UPDATE 8-Oil slips on worries of demand from No. 2 consumer China
* China slowdown, U.S. output weigh on oil
* Yemen, Iraq, Libya exports fall; South Sudan to halt output
* North Sea Forties pipeline pumping rate cut by maintenance
* Dollar index struggles at one-month low
NEW YORK, July 26 (Reuters) - Oil prices fell on Friday, extending losses amid concerns over falling Chinese demand after the world's second-largest oil consumer ordered factories to reduce output over worries of excess capacity.
North Sea benchmark Brent crude fell as low as $106.63 a barrel, heading for a second weekly decline after touching a three-and-a-half-month high last week. U.S. oil traded as low as $104.10, continuing to fall after having reached a 16-month high of $109.40 last Friday.
Earlier in the day, Chinese stocks markets dropped after China's industry ministry ordered companies across 19 industries to close outdated capacity by the end of September.
The news from China overshadowed a report showing U.S. consumer sentiment is at a six-year high.
"We have a shift in sentiment towards demand concerns following Chinese economic data this week," said Carsten Fritsch, senior oil analyst at Commerzbank in Frankfurt. "Oil ought to be benefiting from the weaker dollar and strengthening U.S. economy, but that is not the theme today."
Brent futures for September dropped 55 cents to $107.1 per barrel by 1:50 p.m. EDT (1850 GMT), after posting a 46-cent gain on Thursday.
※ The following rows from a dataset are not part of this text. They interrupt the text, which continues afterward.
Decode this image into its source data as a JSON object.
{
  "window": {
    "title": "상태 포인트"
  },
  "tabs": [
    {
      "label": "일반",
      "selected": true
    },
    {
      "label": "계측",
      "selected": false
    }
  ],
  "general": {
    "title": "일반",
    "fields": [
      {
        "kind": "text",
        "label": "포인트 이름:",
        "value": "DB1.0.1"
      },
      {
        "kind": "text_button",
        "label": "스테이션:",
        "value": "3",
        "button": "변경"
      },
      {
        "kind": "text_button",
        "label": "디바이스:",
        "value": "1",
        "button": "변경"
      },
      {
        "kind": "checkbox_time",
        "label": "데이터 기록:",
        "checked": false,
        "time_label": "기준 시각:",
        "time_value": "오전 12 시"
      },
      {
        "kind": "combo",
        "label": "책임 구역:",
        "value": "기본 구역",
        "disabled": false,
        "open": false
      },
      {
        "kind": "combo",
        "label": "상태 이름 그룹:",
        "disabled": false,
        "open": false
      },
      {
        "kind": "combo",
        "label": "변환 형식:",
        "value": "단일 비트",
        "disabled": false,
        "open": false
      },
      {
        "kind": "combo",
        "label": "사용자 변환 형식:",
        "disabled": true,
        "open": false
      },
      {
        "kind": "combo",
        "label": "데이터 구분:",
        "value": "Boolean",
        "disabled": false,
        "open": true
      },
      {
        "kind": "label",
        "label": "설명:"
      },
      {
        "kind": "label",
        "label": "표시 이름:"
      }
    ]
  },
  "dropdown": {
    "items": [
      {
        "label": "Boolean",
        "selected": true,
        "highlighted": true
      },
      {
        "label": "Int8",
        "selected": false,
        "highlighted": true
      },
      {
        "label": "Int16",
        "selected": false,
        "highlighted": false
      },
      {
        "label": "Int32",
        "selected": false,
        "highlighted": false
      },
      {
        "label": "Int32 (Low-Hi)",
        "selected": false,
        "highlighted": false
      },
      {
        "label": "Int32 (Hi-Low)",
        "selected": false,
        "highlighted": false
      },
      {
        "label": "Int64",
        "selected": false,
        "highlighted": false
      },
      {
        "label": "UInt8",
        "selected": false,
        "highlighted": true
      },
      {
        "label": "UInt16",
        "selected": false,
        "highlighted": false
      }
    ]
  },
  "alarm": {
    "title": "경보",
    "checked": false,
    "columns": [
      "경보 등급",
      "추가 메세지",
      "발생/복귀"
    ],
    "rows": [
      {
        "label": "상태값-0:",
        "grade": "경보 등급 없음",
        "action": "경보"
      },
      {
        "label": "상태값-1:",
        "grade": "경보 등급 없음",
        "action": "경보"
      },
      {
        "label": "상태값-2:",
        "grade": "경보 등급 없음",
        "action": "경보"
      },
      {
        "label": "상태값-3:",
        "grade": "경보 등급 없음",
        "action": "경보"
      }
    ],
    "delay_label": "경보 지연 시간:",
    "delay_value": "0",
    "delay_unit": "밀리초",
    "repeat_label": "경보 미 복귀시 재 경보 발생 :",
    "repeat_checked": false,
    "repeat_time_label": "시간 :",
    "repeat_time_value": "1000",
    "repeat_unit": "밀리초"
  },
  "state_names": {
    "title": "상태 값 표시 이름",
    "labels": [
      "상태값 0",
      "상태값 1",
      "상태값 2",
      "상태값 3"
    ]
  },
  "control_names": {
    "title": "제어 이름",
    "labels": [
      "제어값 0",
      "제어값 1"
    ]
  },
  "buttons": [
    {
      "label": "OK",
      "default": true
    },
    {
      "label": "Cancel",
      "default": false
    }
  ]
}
U.S. light crude for September was down 84 cents at $104.66 a barrel.
The North Sea benchmark's premium to West Texas Intermediate <CL-LCO1=R> held at $2.45.
Gasoline futures held steady, gaining 2 cents to trade at $3.038 a gallon.
The dollar hovered near a more than one-month low against a basket of major currencies, a move that typically would encourage investors to buy dollar-denominated commodities such as oil.
China's manufacturing activity hit an 11-month low in July and its job market weakened, according to data from HSBC, raising concerns of slower demand growth in China.
"The market is focused on demand rather than supply," ANZ analyst Natalie Rampono said.
U.S. crude output hit its highest since 1990 last week, while crude inventories showed a much smaller fall in the week to July 19 than earlier in the month, data from the U.S. Energy Information Administration showed.
SUPPORTIVE SUPPLY CUTS
Supply disruptions in the North Sea, Middle East and Africa, however, offered some support to oil prices.
The North Sea's Forties pipeline has cut pumping rates by about 40,000 barrels per day (bpd) because of maintenance work, tightening supply of the crude that underpins the Brent benchmark.
In Iraq, crude exports will be cut by between 400,000 and 500,000 bpd in September due to maintenance at ports, while Yemen's key export pipeline has been blown up by tribesmen.
Protests in Libya have also halted oil exports from a key port, and South Sudan is set to stop crude output by Aug. 7 in a dispute with Sudan.
Traders are eyeing protests in Egypt on Friday for any signs that conflict will spill over into other countries in the Middle East that could threaten oil supply.
(Additional reporting by Christopher Johnson in London, and Florence Tan and Manash Goswami in Singapore; editing by James Jukwey and Leslie Adler)